Environmental Conservation



Papers

Can methods applied in medicine be used to summarize and disseminate conservation research?


IOAN FAZEY a1c1, JANET G. SALISBURY a2, DAVID B. LINDENMAYER a1, JOHN MAINDONALD a3 and ROBERT DOUGLAS a4
a1 Centre for Resource and Environmental Studies, Building 43, Australian National University, Acton, Canberra, ACT 0200, Australia
a2 Biotext, 113 Hopetoun Circuit, Yarralumla, ACT 2600, Australia
a3 Mathematical Sciences Institute, Building 27, Australian National University, Canberra, ACT 0200 Australia
a4 National Centre for Epidemiology and Population Health, Australian National University, Canberra, ACT, 0200, Australia

Article author query
fazey i   [PubMed][Google Scholar] 
salisbury jg   [PubMed][Google Scholar] 
lindenmayer db   [PubMed][Google Scholar] 
maindonald j   [PubMed][Google Scholar] 
douglas r   [PubMed][Google Scholar] 

Abstract

To ensure that the best scientific evidence is available to guide conservation action, effective mechanisms for communicating the results of research are necessary. In medicine, an evidence-based approach assists doctors in applying scientific evidence when treating patients. The approach has required the development of new methods for systematically reviewing research, and has led to the establishment of independent organizations to disseminate the conclusions of reviews. (1) Such methods could help bridge gaps between researchers and practitioners of environmental conservation. In medicine, systematic reviews place strong emphasis on reviewing experimental clinical trials that meet strict standards. Although experimental studies are much less common in conservation, many of the components of systematic reviews that reduce the biases when identifying, selecting and appraising relevant studies could still be applied effectively. Other methods already applied in medicine for the review of non-experimental studies will therefore be required in conservation. (2) Using systematic reviews and an evidence-based approach will only be one tool of many to reduce uncertainty when making conservation-related decisions. Nevertheless an evidence-based approach does complement other approaches (for example adaptive management), and could facilitate the use of the best available research in environmental management. (3) In medicine, the Cochrane Collaboration was established as an independent organization to guide the production and dissemination of systematic reviews. It has provided many benefits that could apply to conservation, including a forum for producing and disseminating reviews with emphasis on the requirements of practitioners, and a forum for feedback between researchers and practitioners and improved access to the primary research. Without the Cochrane Collaboration, many of the improvements in research communication that have occurred in medicine over the last decade would not have been possible.

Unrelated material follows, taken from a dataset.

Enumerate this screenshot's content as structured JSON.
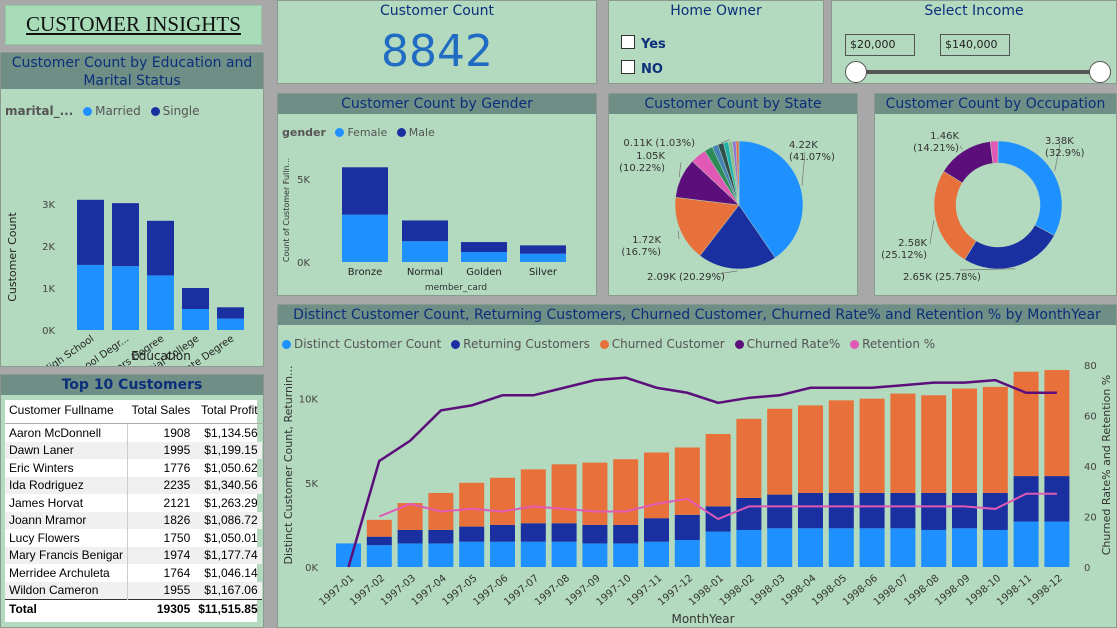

(Received April 21 2004)
(Accepted September 1 2004)


Key Words: conservation research; disseminating research; evidence-based conservation; implementing science; science communication; systematic reviews.

Correspondence:
c1 Correspondence: Mr Ioan Fazey Fax: +61 2 61250757 e-mail: ifazey@cres.anu.edu.au